# 11.4 Integral arithmetic

This technique goes by different names, but integral arithmetic captures the basic idea pretty well; sometimes it is very helpful to treat integrals as algebraic objects in order to find their value.

A very common example of this is where, by integrating $f(x)$ (or any other integrable function) with respect to $x$, we can arrive with an equation of the form (here we define $k$ to stand for \sayan integral we know to directly find the value of)
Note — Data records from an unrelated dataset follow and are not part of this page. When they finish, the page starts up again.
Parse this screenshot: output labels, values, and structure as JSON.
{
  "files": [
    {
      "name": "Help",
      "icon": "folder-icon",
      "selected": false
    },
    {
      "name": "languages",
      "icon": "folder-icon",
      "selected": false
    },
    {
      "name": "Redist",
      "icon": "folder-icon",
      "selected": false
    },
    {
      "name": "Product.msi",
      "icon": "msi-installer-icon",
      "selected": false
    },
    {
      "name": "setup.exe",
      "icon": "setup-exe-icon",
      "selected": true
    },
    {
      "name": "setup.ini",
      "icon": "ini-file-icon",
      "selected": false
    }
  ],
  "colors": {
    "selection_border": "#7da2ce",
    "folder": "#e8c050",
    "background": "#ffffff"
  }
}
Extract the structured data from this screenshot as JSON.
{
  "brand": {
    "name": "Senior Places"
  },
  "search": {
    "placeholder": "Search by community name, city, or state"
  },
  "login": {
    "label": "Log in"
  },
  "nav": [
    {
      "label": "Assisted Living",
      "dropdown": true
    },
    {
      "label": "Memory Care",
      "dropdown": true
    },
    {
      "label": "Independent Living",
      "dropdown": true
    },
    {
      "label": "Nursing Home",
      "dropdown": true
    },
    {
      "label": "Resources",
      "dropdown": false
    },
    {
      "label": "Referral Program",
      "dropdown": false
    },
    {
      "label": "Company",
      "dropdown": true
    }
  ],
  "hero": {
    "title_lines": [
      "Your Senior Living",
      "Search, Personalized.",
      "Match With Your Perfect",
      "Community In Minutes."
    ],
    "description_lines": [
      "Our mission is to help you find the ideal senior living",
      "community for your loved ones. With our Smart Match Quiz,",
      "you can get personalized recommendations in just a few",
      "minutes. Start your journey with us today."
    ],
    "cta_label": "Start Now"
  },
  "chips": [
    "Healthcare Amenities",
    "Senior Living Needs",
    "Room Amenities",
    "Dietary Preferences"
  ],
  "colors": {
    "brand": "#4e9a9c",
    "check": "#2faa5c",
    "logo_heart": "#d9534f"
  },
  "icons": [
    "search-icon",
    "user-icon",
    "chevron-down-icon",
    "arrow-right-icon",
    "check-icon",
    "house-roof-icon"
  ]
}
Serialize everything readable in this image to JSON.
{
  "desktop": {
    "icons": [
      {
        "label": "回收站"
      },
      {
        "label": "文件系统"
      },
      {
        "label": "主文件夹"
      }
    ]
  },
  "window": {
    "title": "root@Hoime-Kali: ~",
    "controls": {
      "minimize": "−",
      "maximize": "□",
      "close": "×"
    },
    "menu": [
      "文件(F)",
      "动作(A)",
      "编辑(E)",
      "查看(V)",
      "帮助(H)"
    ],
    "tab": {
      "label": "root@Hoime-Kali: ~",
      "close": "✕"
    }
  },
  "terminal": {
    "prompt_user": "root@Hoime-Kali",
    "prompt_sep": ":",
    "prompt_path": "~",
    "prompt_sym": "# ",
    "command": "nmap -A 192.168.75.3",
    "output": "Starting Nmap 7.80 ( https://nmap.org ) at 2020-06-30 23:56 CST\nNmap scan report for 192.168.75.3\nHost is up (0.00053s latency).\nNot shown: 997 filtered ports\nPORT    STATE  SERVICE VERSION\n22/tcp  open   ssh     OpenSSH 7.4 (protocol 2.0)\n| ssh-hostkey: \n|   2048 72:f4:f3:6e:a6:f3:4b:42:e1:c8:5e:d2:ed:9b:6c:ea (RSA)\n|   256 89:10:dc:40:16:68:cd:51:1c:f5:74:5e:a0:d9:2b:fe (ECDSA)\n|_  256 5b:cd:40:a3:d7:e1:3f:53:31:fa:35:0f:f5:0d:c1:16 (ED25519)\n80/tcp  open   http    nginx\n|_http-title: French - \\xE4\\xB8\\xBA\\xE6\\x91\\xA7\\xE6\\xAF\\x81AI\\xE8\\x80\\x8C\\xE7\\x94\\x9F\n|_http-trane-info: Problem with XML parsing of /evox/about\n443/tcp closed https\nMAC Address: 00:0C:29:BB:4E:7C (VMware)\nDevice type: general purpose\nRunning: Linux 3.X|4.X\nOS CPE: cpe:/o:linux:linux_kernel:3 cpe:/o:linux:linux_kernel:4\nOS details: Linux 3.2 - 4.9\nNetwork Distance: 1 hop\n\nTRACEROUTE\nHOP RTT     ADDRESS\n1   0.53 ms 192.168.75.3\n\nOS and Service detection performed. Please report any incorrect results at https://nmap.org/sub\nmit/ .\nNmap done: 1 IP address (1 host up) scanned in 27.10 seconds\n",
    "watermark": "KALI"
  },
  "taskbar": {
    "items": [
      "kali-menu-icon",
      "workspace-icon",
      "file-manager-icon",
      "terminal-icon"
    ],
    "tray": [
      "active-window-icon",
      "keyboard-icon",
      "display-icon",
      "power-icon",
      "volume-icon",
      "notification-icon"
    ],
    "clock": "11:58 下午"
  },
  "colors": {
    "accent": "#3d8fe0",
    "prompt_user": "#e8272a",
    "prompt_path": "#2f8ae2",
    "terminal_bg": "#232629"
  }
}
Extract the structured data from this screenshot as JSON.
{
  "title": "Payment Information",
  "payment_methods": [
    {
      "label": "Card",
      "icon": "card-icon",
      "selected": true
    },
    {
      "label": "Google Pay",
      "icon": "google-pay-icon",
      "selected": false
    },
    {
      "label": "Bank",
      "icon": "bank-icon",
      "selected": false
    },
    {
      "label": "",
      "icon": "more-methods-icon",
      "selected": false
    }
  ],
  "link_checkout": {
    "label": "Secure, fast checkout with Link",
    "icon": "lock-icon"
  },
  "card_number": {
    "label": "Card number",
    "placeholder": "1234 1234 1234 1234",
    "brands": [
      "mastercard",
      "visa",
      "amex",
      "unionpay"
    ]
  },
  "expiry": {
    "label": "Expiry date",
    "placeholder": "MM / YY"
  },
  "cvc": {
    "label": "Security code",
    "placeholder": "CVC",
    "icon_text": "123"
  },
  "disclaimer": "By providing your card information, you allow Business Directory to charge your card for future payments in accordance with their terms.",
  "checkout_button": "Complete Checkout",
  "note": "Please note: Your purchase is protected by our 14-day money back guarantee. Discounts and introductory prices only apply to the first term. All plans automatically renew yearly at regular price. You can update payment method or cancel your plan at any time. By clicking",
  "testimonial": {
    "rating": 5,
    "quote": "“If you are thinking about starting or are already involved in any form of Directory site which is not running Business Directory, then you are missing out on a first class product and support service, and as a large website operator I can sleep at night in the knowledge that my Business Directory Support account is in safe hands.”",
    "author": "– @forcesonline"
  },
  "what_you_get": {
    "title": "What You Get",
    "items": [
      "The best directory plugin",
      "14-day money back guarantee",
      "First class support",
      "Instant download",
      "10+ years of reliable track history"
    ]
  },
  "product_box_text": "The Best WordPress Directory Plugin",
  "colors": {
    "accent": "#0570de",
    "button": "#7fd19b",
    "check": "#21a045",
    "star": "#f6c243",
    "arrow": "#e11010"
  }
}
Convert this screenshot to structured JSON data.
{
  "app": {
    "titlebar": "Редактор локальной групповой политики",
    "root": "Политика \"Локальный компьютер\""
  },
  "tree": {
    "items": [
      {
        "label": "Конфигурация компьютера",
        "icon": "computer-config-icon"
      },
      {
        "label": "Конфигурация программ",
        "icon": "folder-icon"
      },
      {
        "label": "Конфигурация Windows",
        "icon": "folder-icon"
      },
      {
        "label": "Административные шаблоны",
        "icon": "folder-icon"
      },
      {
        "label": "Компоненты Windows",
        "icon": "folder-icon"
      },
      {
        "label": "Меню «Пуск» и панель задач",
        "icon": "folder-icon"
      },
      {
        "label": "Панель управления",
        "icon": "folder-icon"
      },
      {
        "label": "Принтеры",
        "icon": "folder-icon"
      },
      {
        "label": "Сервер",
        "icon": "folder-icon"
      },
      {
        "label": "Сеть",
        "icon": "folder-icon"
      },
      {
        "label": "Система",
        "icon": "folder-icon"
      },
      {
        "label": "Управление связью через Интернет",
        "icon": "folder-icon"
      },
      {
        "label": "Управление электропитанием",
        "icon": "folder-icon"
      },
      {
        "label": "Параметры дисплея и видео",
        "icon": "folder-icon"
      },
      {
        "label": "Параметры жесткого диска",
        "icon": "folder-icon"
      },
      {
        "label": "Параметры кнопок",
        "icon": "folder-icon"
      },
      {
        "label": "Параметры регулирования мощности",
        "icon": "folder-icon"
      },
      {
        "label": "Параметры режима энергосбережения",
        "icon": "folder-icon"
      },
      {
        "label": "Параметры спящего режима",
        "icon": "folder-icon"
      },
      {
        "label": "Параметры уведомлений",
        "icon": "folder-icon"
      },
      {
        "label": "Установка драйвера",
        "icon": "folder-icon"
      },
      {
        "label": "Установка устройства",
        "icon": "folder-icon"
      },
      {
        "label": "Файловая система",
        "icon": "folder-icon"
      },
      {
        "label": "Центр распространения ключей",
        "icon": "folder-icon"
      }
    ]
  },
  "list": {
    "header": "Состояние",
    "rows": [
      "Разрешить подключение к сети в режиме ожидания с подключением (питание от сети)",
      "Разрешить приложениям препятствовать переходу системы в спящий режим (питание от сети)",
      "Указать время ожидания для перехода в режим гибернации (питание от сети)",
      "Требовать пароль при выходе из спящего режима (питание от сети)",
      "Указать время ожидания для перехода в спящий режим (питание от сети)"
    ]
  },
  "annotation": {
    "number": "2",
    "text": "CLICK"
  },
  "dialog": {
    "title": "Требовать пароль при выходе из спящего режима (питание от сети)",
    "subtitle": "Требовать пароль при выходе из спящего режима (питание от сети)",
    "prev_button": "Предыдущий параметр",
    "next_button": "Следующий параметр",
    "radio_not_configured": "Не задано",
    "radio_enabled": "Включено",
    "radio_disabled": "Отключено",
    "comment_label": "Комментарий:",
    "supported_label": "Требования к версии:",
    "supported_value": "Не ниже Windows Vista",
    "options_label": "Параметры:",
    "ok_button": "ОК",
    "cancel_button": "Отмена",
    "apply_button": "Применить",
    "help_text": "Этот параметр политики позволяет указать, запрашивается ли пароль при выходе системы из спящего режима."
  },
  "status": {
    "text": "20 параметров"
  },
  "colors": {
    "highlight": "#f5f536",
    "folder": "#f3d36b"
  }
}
$\int f(x)dx=k_{0}+k_{1}+k_{2}+...+k_{n}+a\int f(x)dx$ (11.12)

It is important that $a\neq 1$ (because if $a$ is equal to one then we cannot solve for $\int f(x)dx$), in which case we can just subtract $a\int f(x)dx$ from both sides, to solve for $\int f(x)dx$.

###### Example 11.4.1

Find the value of

$\int e^{2x}\cos(x)dx$

Solution: Start by integrating by parts (as in Section 11.2)

$\int\underset{v}{\cos(x)}\underset{du}{e^{2x}}dx=\underset{v}{\frac{e^{2x}}{2}% }\underset{v}{\cos(x)}-\int\underset{u}{\frac{e^{2x}}{2}}\underset{dv}{[-\sin(% x)]}dx$

Then integrate $\int\frac{e^{2x}}{2}[-\sin(x)]$ by parts.

$\int\underset{u}{[-\sin(x)]}\underset{dv}{\frac{e^{2x}}{2}}=\underset{u}{[-% \sin(x)]}\underset{v}{\frac{e^{2x}}{4}}-\int\underset{v}{\frac{e^{2x}}{4}}% \underset{du}{[-\cos(x)]}dx$

Overall then, we have

$\int\cos(x)e^{2x}dx=\frac{e^{2x}}{2}\cos(x)-\frac{e^{2x}}{4}[-\sin(x)]-\frac{1% }{2}\int\frac{e^{2x}}{2}\cos(x)dx$

And we can add $\int\frac{e^{2x}}{2}\cos(x)dx$ to both sides, giving that

$\frac{5}{4}\int\cos(x)e^{2x}dx=\frac{e^{2x}}{2}\cos(x)+\frac{e^{2x}}{4}\sin(x)$

and then after multiplying both sides by $\frac{4}{5}$, we get that

$\int\cos(x)e^{2x}dx=\frac{2e^{2x}\cos(x)+e^{2x}\sin(x)}{5}$

Integrating by parts can get really messy - good presentation is key.